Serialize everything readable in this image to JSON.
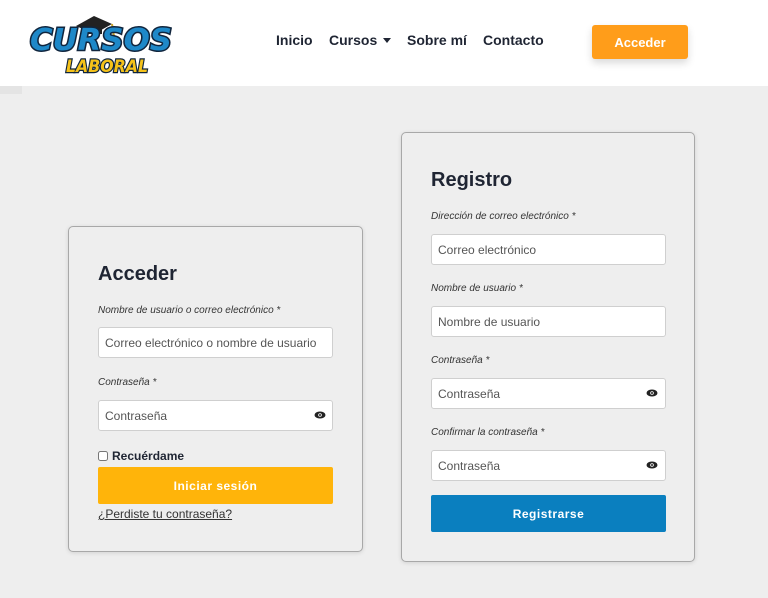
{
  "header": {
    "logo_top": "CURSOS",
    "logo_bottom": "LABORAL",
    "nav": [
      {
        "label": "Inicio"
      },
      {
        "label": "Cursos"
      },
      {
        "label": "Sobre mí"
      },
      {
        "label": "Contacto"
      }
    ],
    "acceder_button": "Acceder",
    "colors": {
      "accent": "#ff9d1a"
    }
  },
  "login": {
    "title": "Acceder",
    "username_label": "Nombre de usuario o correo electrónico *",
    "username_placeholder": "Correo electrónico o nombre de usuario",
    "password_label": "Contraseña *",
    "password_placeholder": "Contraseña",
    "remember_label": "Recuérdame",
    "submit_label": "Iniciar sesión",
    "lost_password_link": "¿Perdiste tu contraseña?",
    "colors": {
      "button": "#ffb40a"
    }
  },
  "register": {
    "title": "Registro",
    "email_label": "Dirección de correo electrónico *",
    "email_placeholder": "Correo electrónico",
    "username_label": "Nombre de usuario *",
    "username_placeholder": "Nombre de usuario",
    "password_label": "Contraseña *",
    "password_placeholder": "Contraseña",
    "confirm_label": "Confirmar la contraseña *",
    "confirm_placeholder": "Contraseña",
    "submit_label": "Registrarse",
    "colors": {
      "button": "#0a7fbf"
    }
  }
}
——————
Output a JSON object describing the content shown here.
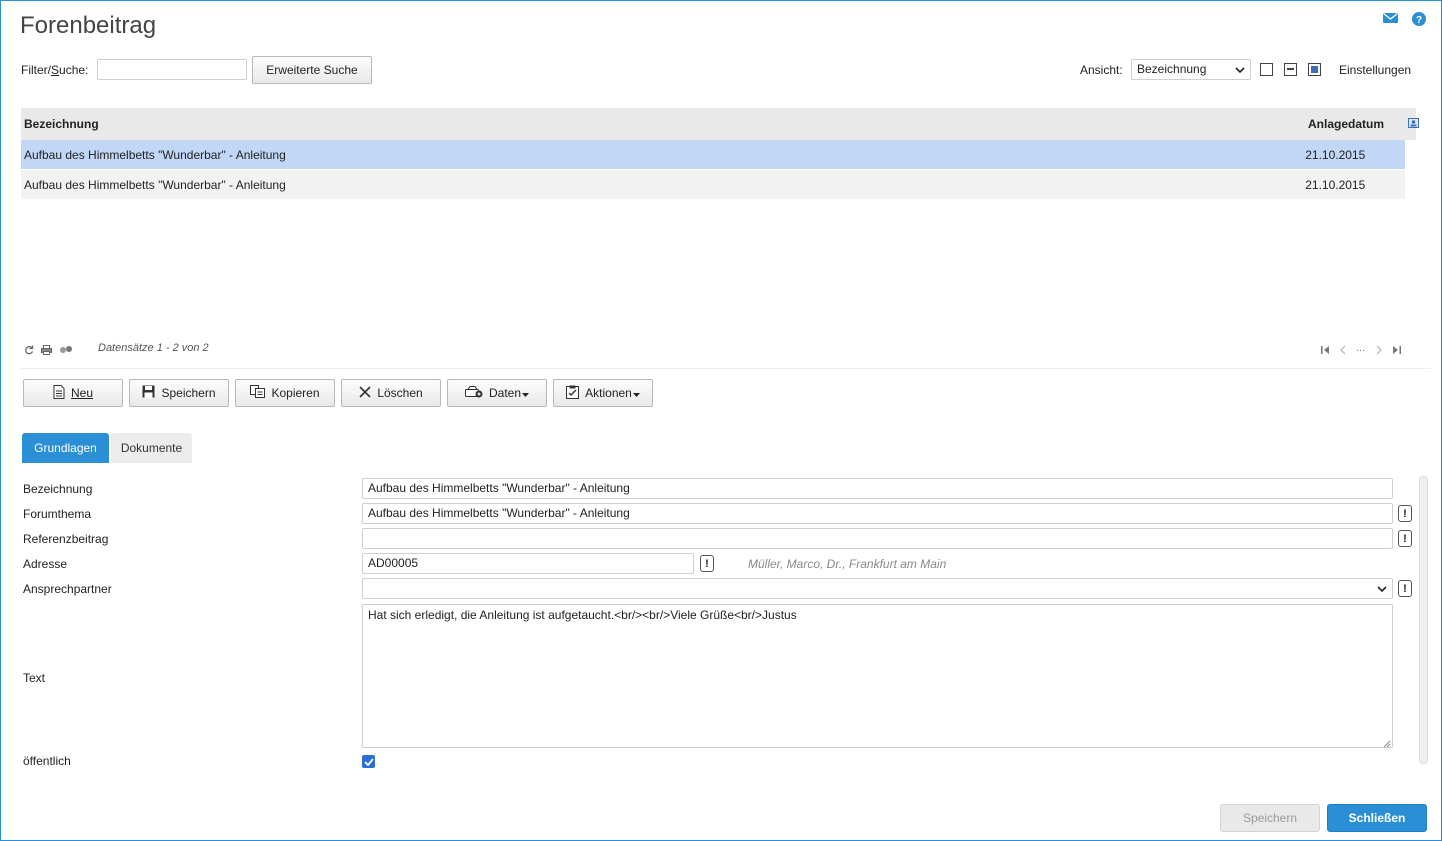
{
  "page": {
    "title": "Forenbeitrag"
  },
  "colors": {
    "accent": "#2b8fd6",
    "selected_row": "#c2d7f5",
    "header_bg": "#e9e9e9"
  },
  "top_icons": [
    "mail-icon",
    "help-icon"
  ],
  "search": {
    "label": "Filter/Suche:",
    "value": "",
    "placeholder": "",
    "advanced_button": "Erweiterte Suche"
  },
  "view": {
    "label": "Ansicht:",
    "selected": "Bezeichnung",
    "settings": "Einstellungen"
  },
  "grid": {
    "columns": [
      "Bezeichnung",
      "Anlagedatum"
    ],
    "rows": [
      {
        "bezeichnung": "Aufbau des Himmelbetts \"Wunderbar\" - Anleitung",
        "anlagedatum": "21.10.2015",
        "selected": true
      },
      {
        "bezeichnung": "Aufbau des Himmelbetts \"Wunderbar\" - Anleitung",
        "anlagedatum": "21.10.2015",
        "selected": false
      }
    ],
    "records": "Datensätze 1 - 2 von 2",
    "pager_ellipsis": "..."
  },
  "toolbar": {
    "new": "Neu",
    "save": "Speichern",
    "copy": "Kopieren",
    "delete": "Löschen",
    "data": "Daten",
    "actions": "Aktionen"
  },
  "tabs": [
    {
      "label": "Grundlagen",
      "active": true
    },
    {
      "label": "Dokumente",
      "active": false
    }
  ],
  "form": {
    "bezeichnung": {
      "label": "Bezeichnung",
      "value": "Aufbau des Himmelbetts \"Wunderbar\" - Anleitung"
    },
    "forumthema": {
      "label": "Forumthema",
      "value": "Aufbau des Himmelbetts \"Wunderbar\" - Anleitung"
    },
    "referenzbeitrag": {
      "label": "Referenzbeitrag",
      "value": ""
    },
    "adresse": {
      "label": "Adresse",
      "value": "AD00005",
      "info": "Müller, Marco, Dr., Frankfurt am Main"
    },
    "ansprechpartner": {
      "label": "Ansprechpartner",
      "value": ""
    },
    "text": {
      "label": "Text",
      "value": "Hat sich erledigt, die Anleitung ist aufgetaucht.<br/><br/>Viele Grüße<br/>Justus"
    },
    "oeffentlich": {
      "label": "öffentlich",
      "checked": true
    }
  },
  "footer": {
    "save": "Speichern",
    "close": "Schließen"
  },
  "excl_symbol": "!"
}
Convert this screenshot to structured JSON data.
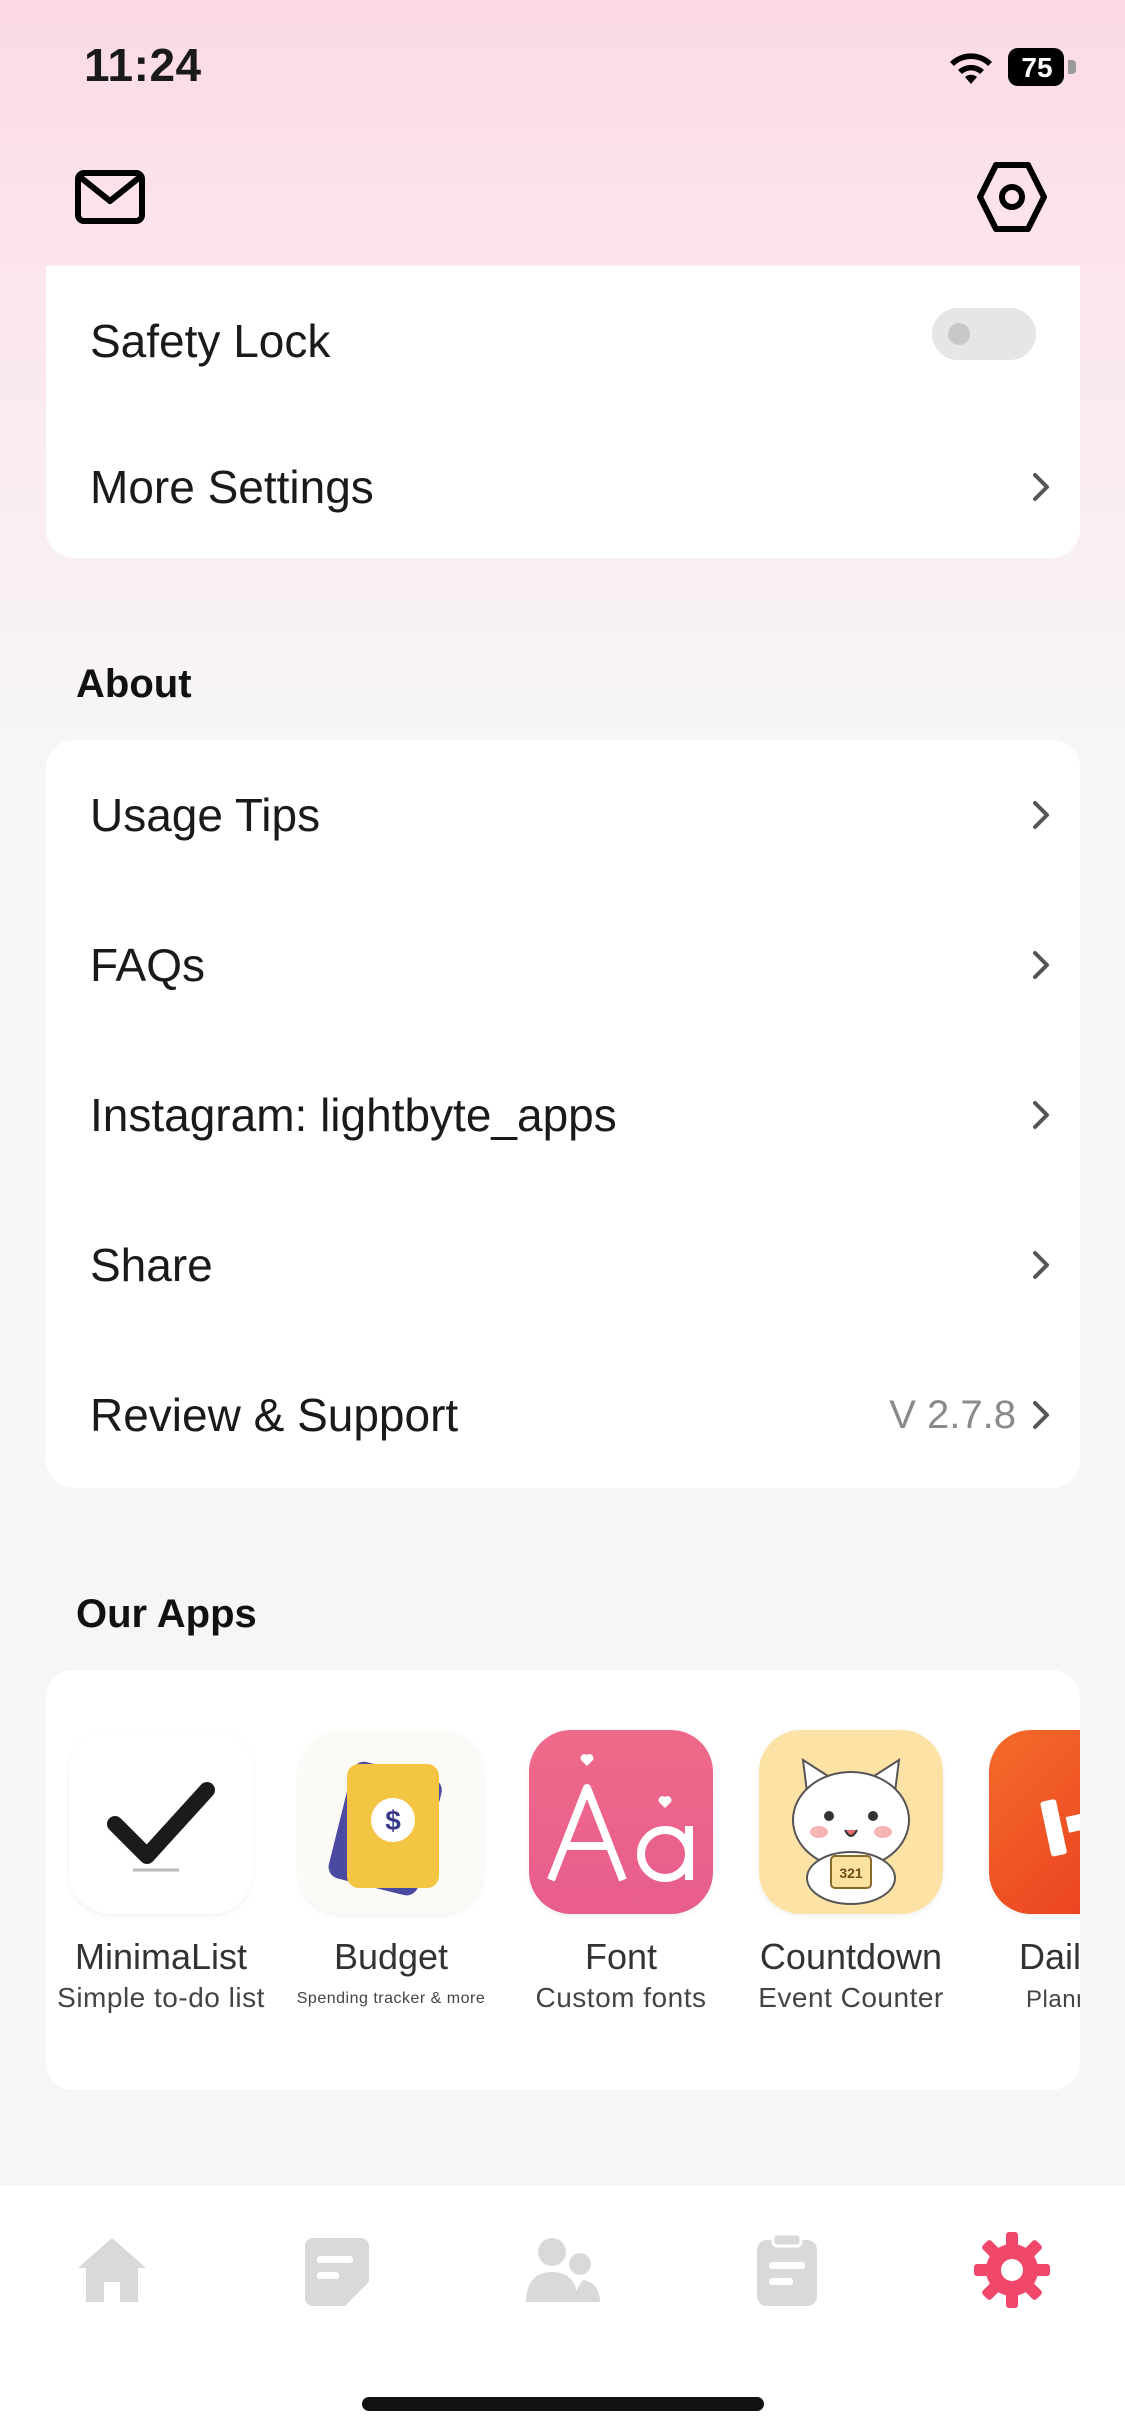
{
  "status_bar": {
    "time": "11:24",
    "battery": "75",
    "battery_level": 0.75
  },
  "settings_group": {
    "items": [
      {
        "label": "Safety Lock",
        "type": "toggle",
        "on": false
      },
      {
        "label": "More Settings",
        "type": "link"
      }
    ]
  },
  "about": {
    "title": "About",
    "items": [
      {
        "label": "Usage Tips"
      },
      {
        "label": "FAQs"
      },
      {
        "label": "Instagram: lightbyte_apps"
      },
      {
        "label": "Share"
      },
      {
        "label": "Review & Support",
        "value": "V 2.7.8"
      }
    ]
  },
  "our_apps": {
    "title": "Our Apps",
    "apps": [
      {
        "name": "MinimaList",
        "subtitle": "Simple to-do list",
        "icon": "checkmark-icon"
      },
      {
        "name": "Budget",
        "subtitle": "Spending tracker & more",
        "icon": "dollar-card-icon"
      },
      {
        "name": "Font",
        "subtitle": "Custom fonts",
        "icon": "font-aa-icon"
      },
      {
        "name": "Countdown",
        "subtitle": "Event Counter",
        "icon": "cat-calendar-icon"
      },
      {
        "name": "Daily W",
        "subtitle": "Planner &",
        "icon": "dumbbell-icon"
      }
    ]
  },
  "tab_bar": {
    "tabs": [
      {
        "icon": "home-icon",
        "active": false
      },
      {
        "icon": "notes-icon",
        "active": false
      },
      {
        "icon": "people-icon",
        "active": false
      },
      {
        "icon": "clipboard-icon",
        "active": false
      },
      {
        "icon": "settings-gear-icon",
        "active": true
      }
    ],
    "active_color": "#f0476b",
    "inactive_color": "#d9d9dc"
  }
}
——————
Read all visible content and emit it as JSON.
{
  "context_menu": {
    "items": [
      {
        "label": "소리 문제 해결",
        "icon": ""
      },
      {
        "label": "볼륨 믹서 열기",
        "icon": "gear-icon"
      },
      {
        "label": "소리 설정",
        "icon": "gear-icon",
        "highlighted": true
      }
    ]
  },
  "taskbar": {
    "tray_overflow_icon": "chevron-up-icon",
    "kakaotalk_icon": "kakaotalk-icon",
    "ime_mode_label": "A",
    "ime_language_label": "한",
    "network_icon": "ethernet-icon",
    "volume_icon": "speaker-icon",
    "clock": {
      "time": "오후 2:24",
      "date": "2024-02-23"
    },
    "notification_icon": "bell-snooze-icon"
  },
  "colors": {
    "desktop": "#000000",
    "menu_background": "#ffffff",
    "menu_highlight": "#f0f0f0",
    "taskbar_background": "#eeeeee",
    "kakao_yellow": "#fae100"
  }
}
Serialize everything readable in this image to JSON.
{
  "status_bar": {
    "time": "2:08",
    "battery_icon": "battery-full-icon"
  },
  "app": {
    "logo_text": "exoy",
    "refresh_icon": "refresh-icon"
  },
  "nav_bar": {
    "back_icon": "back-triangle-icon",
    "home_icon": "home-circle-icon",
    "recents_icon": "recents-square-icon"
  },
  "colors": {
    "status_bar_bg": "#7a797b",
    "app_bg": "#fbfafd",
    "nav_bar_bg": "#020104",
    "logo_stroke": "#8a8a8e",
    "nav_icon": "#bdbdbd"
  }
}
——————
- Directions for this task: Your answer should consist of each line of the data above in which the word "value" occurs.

- Solution for this task:
    "value": "",
      "value": "Aufbau des Himmelbetts \"Wunderbar\" - Anleitung"
      "value": "Aufbau des Himmelbetts \"Wunderbar\" - Anleitung"
      "value": ""
      "value": "AD00005",
      "value": ""
      "value": "Hat sich erledigt, die Anleitung ist aufgetaucht.<br/><br/>Viele Grüße<br/>Justus"
        "value": "V 2.7.8"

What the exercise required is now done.